On the cover Myriam Zenzi Makeba alias "Mamma Africa" kneels in a field of grass, dressed ‘native’, her hair in beautiful cornrows decorated with beads and cowrie shells. However the title ‘Country Girl’ and her attire let us think of traditional South African music, it turns out to be great seventies afro pop mixed with a little bit of jazz. The record was released under the French label Sonodisc in 1978. Logically, because at the time Makeba was living in Guinea, a former French colony, for some years. Born in 1932, in a township not far from Johannesburg, South Africa, Makeba became known as a jazz singer in the fifties, but because of her protests against the South African Apartheid she had to flea the country in 1959. After her testimonial against Apartheid at the United Nations in 1963, her records were banned and her nationality declared invalid by the South African government. In America she lived in exile for years, kept singing and campaigning, met the controversial Black Panther activist Stokely Carmichael and married him. The US wasn’t longer a safe haven: her records and concerts were cancelled.

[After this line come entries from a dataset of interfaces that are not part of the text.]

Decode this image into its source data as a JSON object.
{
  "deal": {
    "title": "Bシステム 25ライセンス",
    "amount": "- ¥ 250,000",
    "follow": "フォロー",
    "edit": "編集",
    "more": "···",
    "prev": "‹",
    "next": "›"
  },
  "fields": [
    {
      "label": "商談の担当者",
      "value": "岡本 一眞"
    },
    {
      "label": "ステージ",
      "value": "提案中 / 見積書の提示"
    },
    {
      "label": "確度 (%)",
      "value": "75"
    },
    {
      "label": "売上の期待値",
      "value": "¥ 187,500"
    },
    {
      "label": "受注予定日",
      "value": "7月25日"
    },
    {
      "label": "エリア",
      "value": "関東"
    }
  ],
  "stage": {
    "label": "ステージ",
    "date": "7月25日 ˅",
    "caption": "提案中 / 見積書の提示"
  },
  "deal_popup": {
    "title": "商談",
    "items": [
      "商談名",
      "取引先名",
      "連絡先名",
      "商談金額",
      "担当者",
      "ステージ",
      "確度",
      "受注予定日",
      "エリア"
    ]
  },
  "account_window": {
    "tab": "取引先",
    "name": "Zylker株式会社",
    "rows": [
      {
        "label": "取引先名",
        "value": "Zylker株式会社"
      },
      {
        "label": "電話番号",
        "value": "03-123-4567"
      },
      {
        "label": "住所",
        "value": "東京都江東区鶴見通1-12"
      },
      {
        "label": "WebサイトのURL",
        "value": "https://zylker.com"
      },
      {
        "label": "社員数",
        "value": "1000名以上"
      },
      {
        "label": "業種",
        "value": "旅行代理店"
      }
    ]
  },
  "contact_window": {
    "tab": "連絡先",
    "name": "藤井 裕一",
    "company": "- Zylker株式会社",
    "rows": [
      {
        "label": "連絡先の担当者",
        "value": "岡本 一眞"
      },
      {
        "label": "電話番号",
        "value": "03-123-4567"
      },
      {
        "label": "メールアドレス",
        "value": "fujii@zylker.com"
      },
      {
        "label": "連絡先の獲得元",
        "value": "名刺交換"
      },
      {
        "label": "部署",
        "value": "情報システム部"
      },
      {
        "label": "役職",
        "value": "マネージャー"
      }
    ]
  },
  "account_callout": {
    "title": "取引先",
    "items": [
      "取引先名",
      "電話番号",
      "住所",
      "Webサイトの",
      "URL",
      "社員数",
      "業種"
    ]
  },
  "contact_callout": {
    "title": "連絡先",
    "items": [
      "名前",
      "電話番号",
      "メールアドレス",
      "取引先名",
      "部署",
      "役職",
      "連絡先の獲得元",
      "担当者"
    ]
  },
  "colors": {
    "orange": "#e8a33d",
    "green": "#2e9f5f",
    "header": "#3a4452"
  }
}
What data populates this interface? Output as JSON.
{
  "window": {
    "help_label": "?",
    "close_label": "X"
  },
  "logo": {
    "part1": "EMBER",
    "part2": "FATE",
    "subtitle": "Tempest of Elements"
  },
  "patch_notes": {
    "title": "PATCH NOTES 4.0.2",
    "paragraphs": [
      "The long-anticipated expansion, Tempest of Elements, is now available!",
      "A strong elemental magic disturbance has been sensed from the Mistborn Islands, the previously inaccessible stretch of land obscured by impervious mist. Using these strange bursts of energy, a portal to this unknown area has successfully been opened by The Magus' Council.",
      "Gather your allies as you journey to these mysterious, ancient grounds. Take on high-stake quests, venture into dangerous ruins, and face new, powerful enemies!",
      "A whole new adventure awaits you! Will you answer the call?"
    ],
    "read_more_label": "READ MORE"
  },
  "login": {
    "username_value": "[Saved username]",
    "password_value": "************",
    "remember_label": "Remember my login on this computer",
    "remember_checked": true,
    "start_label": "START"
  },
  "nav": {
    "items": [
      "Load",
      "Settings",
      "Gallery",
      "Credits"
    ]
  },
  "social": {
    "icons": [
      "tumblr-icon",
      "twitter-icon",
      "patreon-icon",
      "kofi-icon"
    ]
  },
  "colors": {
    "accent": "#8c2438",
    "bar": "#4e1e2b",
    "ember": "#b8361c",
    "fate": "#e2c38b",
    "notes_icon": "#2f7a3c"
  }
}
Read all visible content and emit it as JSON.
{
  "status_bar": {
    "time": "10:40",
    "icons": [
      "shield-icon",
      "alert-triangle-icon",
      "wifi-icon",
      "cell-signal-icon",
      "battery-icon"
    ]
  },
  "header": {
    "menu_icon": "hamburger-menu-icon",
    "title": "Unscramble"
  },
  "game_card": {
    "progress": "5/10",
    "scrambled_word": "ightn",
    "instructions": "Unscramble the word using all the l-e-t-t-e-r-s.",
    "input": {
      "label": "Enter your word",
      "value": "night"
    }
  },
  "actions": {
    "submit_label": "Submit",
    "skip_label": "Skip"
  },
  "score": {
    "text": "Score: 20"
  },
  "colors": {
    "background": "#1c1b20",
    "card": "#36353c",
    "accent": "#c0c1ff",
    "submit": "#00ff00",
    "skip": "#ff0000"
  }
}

The married couple moved to the West African Guinea. Only in 1990, after an invitation from the former president of South Africa Nelson Mandela, Makeba returned to her home country. In 2005 Makeba retired, after a farewell tour. Luckily we still have her recordings! ‘Country Girl’ includes the track ‘Witch Doctor’, written by Makeba’s only child, her daughter Bongi. Therefore we have in addition some titles of the only LP of Bongi Makeba, ‘Blow on Wind’. Bongi Makeba died in childbirth in 1985.